WHAT THE EXERCISE ASKS. Print all the data that follows exactly, images excluded.
===== PROVIDED DATA =====
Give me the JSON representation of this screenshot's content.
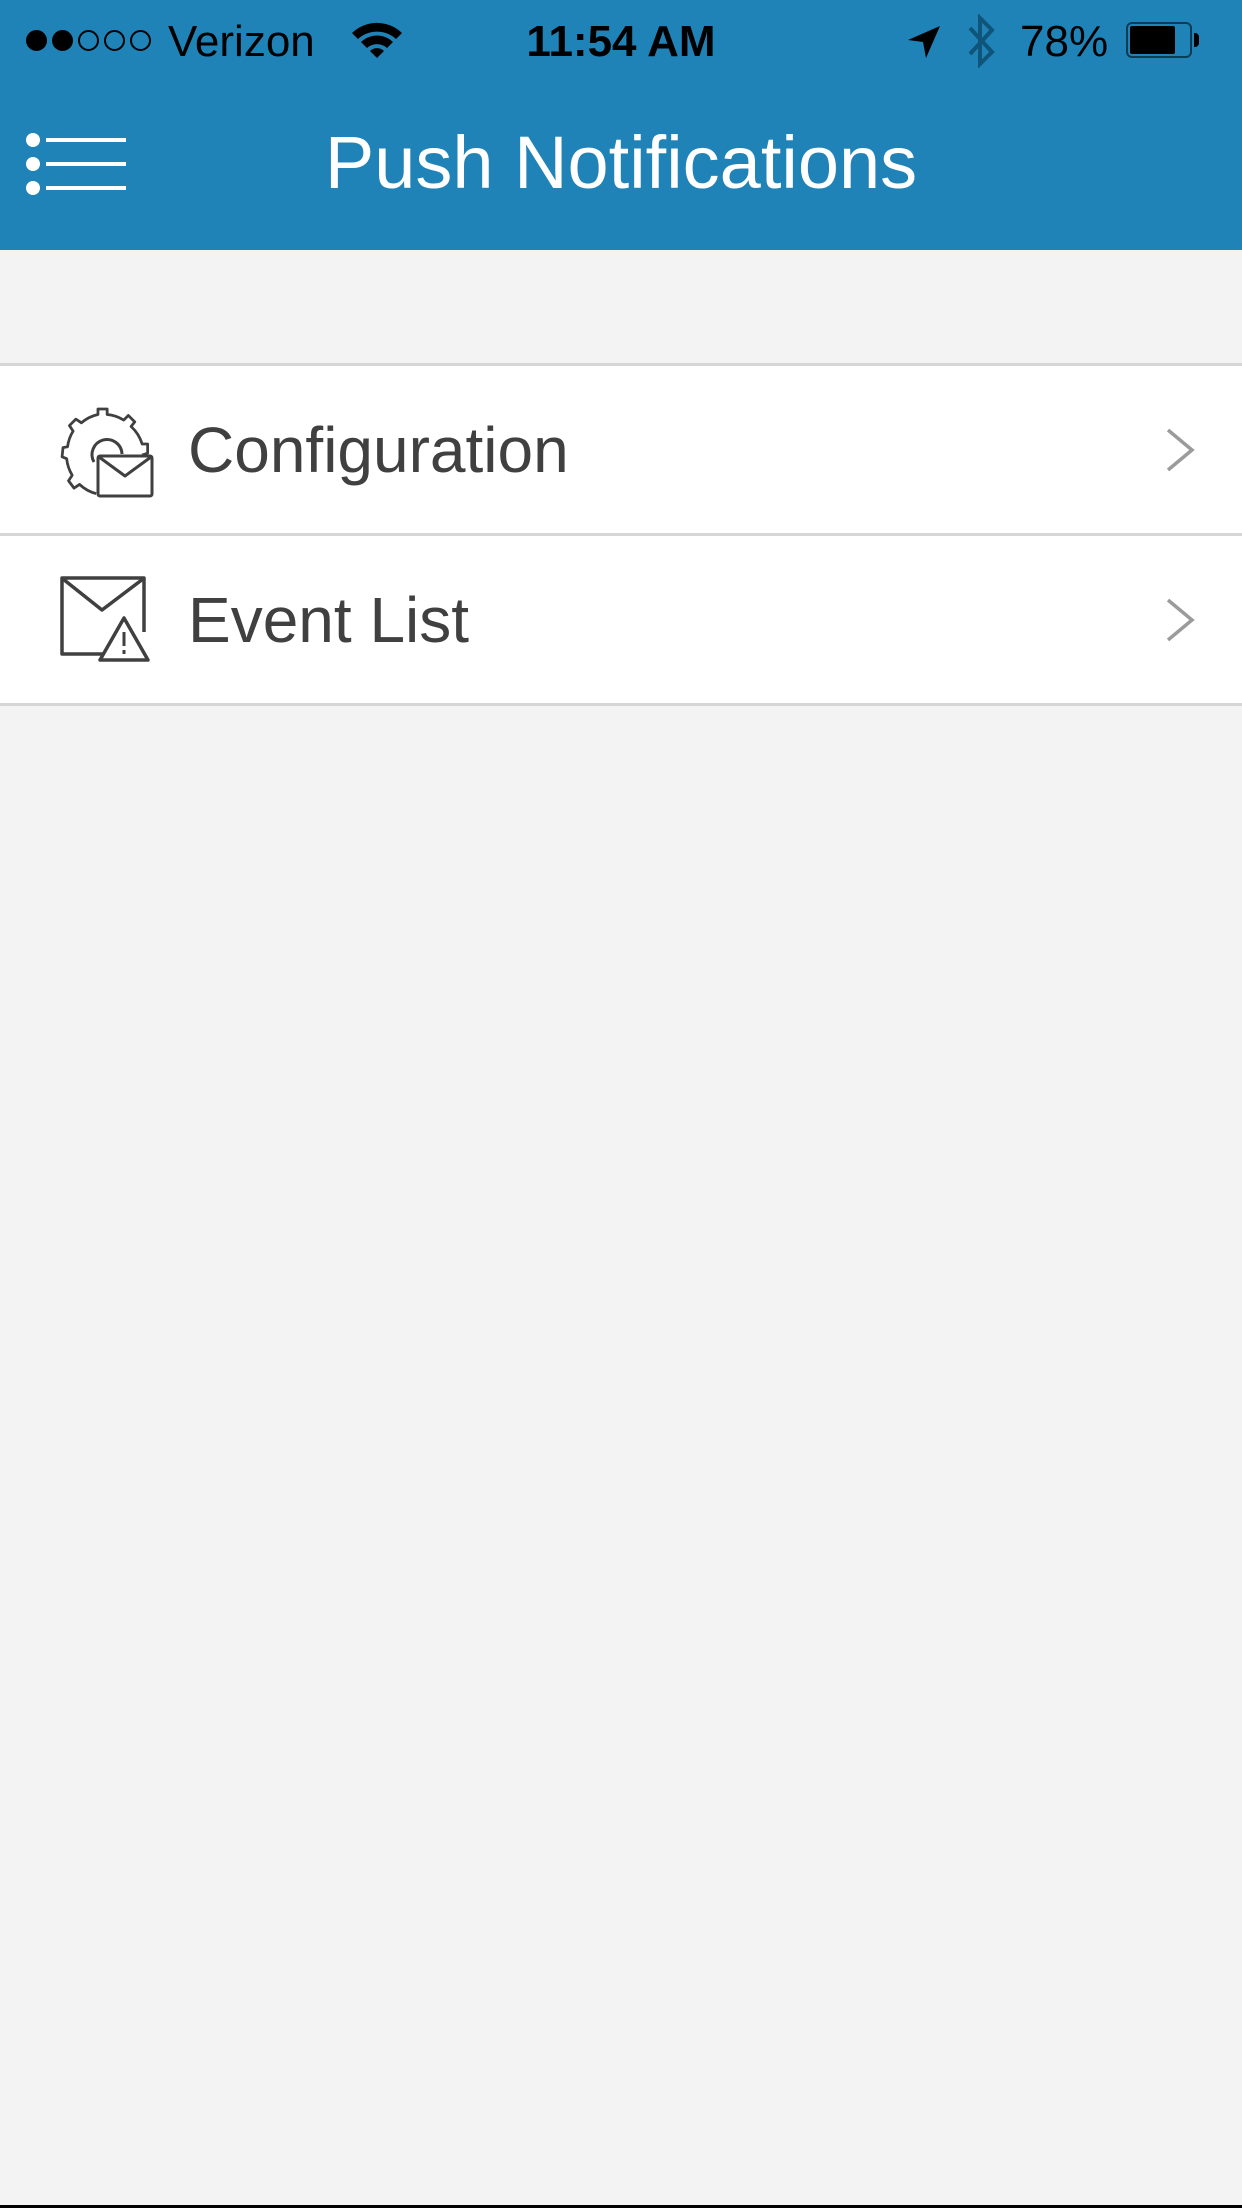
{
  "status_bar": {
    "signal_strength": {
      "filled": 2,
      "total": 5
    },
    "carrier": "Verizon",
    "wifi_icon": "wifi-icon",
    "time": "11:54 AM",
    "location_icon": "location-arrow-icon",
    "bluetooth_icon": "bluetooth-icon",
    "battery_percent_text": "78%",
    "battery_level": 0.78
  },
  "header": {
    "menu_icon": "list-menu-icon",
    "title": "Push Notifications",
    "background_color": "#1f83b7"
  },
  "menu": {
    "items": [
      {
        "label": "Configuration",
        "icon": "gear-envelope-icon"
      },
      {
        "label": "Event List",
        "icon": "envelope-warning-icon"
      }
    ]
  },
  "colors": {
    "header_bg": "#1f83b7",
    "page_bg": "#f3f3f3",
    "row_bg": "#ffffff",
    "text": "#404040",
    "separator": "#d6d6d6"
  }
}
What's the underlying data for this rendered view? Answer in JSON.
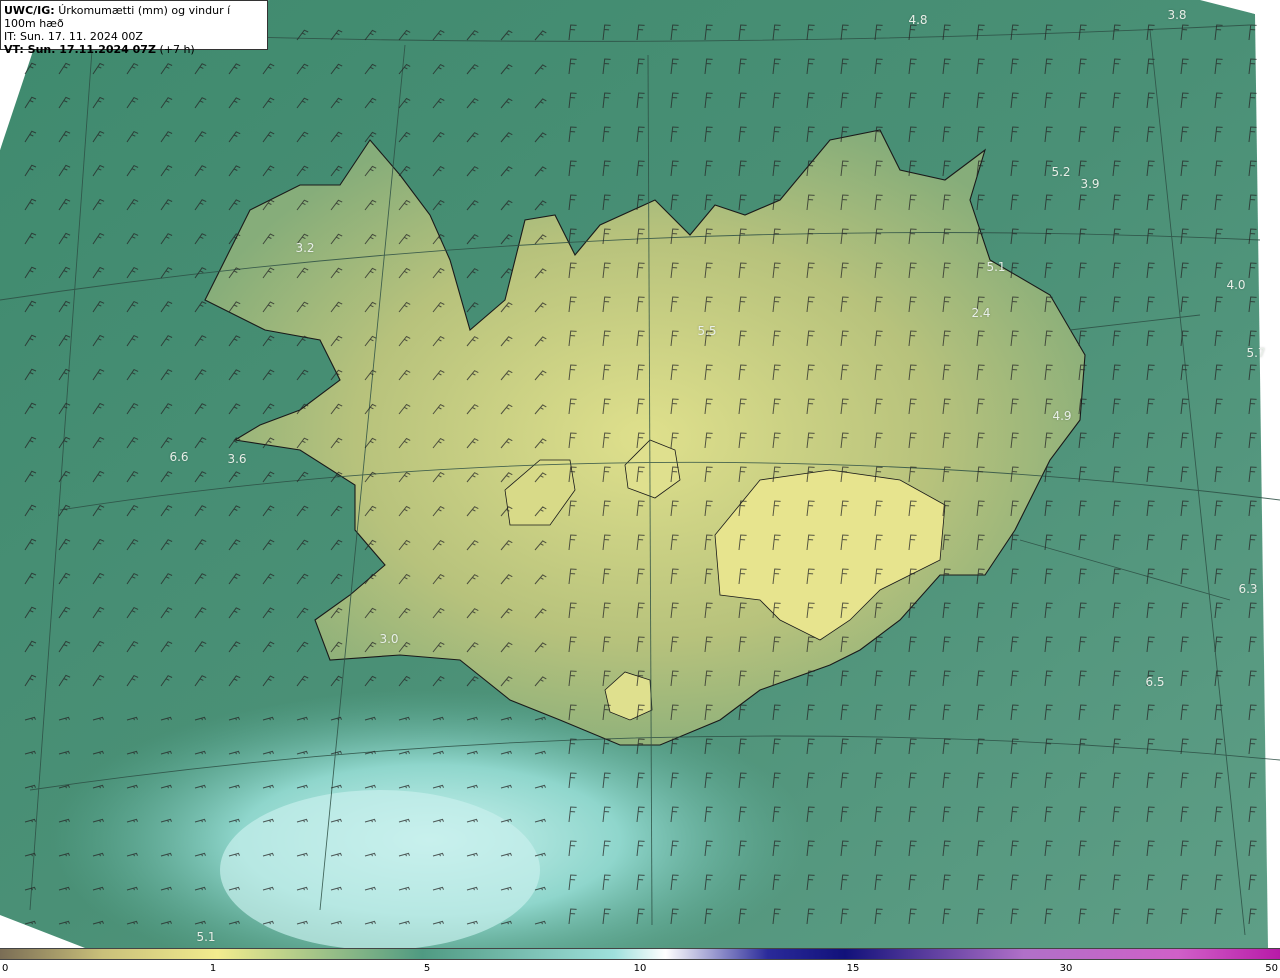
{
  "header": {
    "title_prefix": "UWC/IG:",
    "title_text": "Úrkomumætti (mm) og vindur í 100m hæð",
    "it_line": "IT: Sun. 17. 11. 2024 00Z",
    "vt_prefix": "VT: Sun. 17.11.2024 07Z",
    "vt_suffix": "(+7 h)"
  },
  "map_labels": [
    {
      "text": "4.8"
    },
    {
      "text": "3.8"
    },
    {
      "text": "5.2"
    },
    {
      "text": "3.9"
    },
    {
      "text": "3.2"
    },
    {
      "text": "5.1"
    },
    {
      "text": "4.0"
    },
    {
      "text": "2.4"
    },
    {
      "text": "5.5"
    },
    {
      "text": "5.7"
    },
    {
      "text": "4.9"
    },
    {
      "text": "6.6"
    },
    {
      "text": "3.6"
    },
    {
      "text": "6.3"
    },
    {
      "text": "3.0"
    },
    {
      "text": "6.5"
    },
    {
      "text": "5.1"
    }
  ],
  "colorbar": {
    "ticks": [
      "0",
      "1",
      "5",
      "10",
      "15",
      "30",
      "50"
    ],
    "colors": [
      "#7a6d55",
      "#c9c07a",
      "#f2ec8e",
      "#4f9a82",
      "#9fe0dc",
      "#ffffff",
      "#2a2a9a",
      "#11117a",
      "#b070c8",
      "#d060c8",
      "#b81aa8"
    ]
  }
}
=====
YOUR SOLUTION.
Give me the JSON representation of this screenshot's content.
{
  "status_bar": {
    "signal_strength": {
      "filled": 2,
      "total": 5
    },
    "carrier": "Verizon",
    "wifi_icon": "wifi-icon",
    "time": "11:54 AM",
    "location_icon": "location-arrow-icon",
    "bluetooth_icon": "bluetooth-icon",
    "battery_percent_text": "78%",
    "battery_level": 0.78
  },
  "header": {
    "menu_icon": "list-menu-icon",
    "title": "Push Notifications",
    "background_color": "#1f83b7"
  },
  "menu": {
    "items": [
      {
        "label": "Configuration",
        "icon": "gear-envelope-icon"
      },
      {
        "label": "Event List",
        "icon": "envelope-warning-icon"
      }
    ]
  },
  "colors": {
    "header_bg": "#1f83b7",
    "page_bg": "#f3f3f3",
    "row_bg": "#ffffff",
    "text": "#404040",
    "separator": "#d6d6d6"
  }
}
What's the underlying data for this rendered view? Answer in JSON.
{
  "header": {
    "title_prefix": "UWC/IG:",
    "title_text": "Úrkomumætti (mm) og vindur í 100m hæð",
    "it_line": "IT: Sun. 17. 11. 2024 00Z",
    "vt_prefix": "VT: Sun. 17.11.2024 07Z",
    "vt_suffix": "(+7 h)"
  },
  "map_labels": [
    {
      "text": "4.8"
    },
    {
      "text": "3.8"
    },
    {
      "text": "5.2"
    },
    {
      "text": "3.9"
    },
    {
      "text": "3.2"
    },
    {
      "text": "5.1"
    },
    {
      "text": "4.0"
    },
    {
      "text": "2.4"
    },
    {
      "text": "5.5"
    },
    {
      "text": "5.7"
    },
    {
      "text": "4.9"
    },
    {
      "text": "6.6"
    },
    {
      "text": "3.6"
    },
    {
      "text": "6.3"
    },
    {
      "text": "3.0"
    },
    {
      "text": "6.5"
    },
    {
      "text": "5.1"
    }
  ],
  "colorbar": {
    "ticks": [
      "0",
      "1",
      "5",
      "10",
      "15",
      "30",
      "50"
    ],
    "colors": [
      "#7a6d55",
      "#c9c07a",
      "#f2ec8e",
      "#4f9a82",
      "#9fe0dc",
      "#ffffff",
      "#2a2a9a",
      "#11117a",
      "#b070c8",
      "#d060c8",
      "#b81aa8"
    ]
  }
}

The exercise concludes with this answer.